**Exercise requirements**
Among the following entries, count the lines that contain "price" and report only the result.

== Extracted records

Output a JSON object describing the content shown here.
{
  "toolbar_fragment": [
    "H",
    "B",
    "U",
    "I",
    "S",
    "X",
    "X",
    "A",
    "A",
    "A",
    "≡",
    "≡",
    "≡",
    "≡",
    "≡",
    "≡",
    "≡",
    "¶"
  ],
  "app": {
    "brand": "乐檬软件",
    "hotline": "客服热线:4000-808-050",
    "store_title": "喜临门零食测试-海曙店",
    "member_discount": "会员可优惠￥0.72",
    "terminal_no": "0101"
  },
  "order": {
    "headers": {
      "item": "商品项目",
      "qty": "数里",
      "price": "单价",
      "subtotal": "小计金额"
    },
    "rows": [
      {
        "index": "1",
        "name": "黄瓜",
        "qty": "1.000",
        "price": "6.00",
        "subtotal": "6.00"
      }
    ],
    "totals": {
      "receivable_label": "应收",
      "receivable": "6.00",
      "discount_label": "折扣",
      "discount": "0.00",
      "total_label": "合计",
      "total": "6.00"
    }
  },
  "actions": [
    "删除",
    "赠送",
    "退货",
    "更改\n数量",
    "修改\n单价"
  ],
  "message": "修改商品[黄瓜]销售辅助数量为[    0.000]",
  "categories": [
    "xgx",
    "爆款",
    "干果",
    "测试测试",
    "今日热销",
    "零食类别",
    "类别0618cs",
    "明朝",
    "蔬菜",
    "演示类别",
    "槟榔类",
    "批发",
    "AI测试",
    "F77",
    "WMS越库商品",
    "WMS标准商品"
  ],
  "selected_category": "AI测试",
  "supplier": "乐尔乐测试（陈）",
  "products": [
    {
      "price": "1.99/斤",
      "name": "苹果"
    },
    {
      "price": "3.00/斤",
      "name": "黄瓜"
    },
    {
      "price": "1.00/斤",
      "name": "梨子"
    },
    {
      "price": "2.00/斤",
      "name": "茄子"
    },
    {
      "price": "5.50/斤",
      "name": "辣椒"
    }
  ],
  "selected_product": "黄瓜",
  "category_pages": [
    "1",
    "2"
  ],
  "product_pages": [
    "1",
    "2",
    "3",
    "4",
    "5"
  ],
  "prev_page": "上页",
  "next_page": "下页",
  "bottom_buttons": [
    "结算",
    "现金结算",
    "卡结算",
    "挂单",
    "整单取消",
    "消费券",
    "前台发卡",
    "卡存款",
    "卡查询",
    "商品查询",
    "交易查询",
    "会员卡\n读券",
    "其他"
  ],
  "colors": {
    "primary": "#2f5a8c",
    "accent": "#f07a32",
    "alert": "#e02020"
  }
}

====

**Answer for this exercise**
7